Withdrawals of water from wells tapping the sandstone aquifer in the area began when the first well was drilled in 1886. The withdrawals gradually increased to an average of about 6 mgd in 1940, about 10 mgd in 1950, and about 13 mgd in January-July of 1957, after which time the city of Green Bay discontinued pumping from wells. From August 1957 through 1960, average annual withdrawals of water remained relatively constant at about 5 mgd. Water levels in wells tapping the sandstone aquifer persistently declined until August 1957 as a result of the gradually increasing withdrawals of water. In the area of concentrated ground-water withdrawals in downtown Green Bay, the piezometric surface, which had been about 100 feet above land surface in 1886, was about 340 feet below land surface in 1957. The cessation of pumping by the city of Green Bay in August 1957 resulted in a decrease in withdrawals of ground water from about 13.1 mgd in the first half of 1957 to about 5.3 mgd in the last half and a rapid recovery in water levels. ]n the area of concentrated withdrawals, the piezometric surface had recovered about 300 feet by September 1960. Rises in water levels were recorded throughout the Green Bay area, with the amount of the rise depending on the distance from the Green Bay city wells. In September 1960, water levels appeared to be affected more by local variations in the rates of pumping than by the recovery resulting from 1957 reduction in pumping. Much additional ground water could

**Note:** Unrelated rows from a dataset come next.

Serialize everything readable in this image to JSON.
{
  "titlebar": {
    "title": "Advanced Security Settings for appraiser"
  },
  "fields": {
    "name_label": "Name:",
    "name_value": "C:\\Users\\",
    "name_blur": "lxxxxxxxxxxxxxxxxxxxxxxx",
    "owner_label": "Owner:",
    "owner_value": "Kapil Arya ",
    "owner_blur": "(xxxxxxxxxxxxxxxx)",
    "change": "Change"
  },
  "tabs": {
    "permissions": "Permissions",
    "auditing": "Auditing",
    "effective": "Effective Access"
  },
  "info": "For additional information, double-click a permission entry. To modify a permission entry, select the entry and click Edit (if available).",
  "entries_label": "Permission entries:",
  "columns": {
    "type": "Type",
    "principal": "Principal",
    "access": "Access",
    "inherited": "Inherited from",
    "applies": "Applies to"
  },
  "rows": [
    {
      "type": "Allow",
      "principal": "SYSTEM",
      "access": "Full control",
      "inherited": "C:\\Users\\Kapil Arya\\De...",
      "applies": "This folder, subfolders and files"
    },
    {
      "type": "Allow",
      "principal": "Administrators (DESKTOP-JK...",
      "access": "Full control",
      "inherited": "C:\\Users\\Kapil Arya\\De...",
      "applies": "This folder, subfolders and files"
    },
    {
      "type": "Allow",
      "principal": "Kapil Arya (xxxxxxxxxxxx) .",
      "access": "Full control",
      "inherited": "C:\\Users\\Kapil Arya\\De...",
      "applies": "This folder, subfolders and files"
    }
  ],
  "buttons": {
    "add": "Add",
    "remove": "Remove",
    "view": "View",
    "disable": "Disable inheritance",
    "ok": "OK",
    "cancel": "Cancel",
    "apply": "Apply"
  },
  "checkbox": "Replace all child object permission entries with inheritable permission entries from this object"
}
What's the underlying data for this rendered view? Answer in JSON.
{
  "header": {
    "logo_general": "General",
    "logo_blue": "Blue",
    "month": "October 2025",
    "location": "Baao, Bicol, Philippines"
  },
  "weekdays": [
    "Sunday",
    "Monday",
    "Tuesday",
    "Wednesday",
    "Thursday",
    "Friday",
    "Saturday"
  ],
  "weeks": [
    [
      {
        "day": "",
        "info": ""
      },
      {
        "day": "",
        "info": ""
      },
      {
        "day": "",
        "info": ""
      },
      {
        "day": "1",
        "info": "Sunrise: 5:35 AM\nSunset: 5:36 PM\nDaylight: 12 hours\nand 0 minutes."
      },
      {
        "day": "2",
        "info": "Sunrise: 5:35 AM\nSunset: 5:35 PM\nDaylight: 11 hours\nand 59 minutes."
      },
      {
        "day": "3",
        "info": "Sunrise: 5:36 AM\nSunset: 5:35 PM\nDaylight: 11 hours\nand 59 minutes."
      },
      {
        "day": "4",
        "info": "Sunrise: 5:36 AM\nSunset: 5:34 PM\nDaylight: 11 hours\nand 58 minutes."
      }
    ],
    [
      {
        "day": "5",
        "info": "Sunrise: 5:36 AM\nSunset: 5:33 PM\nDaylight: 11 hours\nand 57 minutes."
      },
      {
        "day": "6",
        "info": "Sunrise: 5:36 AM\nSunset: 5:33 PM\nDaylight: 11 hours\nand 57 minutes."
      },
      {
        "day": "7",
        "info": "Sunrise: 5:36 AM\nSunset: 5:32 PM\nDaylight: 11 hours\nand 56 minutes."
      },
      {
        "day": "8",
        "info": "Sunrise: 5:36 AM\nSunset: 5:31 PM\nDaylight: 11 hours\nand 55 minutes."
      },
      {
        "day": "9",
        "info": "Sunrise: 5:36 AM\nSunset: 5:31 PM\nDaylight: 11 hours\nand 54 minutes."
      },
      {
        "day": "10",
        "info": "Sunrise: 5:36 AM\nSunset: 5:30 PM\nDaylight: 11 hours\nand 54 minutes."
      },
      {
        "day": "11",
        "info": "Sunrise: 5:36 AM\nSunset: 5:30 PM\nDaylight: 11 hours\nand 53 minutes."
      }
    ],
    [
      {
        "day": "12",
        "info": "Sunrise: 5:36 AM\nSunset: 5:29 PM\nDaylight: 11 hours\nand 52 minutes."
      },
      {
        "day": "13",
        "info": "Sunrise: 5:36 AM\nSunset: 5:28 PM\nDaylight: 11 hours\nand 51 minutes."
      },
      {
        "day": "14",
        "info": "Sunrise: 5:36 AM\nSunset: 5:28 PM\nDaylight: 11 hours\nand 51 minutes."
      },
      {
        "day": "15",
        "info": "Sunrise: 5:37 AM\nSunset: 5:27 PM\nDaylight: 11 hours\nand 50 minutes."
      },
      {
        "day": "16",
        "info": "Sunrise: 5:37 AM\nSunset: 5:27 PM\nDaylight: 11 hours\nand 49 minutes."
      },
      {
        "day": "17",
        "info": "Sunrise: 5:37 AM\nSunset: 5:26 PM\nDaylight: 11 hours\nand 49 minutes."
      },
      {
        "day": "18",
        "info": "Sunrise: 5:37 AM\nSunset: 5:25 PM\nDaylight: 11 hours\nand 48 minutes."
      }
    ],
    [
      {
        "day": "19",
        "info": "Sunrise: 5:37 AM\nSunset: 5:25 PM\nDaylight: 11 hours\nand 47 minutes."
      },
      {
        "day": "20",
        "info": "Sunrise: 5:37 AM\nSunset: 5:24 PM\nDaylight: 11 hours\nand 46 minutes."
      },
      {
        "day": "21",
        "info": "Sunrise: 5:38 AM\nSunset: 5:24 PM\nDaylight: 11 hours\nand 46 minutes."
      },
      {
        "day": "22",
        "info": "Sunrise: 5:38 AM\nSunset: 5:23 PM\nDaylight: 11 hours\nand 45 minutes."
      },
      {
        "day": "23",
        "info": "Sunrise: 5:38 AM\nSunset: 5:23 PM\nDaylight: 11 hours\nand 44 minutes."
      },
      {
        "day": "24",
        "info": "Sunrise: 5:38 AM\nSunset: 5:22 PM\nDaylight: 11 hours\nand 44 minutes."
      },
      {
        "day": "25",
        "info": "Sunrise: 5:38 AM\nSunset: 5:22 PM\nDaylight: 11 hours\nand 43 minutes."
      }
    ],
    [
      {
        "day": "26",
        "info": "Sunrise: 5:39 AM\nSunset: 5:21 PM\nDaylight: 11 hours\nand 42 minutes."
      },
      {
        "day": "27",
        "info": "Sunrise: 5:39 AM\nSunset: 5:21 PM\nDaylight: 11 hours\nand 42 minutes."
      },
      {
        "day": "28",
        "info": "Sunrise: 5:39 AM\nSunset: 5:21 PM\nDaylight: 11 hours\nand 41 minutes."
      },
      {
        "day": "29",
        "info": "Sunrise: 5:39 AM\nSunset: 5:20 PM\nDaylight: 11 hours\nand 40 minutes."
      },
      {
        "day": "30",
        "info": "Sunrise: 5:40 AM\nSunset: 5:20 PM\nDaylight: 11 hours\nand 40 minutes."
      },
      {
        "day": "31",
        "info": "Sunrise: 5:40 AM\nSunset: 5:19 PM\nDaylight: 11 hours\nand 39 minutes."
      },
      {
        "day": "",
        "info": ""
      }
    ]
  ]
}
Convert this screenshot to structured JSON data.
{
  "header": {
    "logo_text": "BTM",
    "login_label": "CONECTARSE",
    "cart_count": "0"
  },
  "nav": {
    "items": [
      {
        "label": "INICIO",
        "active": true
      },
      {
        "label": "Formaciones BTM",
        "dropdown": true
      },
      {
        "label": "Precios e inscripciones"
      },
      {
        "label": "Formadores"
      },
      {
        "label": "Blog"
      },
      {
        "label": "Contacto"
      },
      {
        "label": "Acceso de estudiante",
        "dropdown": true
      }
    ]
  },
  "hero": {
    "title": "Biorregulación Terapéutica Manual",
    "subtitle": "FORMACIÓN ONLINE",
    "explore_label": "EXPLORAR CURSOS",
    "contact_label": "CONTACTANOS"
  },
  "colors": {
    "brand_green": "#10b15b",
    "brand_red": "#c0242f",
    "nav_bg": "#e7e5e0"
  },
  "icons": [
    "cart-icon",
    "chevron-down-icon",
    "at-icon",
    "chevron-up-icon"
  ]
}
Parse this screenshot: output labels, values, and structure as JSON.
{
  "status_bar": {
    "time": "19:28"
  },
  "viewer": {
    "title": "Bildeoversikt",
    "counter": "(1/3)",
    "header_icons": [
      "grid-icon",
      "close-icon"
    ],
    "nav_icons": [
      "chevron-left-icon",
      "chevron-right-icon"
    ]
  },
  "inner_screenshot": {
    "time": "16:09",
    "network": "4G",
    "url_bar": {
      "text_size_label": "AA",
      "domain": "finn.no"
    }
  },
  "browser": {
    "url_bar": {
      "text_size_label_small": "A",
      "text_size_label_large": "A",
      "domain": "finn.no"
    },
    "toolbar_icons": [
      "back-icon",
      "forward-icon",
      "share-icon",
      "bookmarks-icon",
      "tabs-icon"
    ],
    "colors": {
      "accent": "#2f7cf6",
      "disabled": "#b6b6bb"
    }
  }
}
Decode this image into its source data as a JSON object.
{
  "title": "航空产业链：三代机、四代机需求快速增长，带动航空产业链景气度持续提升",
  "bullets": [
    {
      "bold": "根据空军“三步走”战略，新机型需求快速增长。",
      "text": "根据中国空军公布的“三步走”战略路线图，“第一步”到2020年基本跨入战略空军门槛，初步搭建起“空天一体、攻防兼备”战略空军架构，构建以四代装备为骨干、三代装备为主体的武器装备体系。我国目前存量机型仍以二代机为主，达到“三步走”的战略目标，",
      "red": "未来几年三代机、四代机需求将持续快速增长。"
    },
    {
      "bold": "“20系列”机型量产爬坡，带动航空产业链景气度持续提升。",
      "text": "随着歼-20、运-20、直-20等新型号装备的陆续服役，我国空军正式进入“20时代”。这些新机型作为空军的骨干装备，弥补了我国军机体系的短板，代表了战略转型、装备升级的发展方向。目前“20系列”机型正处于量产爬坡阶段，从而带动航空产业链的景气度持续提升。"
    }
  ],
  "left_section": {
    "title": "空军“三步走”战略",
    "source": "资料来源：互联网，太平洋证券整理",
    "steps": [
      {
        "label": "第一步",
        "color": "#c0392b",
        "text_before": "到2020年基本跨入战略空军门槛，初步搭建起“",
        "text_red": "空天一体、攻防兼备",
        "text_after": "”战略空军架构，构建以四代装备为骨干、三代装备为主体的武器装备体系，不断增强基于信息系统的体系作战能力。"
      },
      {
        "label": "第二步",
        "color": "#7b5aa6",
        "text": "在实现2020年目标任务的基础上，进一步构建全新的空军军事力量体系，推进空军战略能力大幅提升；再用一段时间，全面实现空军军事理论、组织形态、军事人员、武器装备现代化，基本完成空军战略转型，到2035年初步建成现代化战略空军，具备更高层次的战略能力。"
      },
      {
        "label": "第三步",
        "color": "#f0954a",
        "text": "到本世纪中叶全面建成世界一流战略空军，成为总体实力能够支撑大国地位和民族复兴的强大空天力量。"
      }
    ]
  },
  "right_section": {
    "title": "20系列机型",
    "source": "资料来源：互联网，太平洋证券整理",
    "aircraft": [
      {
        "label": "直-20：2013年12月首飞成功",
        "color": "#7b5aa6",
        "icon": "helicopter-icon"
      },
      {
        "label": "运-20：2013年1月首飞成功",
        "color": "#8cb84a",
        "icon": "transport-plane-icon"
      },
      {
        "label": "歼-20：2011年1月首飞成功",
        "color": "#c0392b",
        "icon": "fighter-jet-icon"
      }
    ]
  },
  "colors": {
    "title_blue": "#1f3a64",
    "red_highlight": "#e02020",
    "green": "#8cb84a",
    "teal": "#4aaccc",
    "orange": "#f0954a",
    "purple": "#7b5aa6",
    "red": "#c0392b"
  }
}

Additional Publication Details
USGS Numbered Series
Ground-water conditions in the Green Bay area, Wisconsin, 1950-60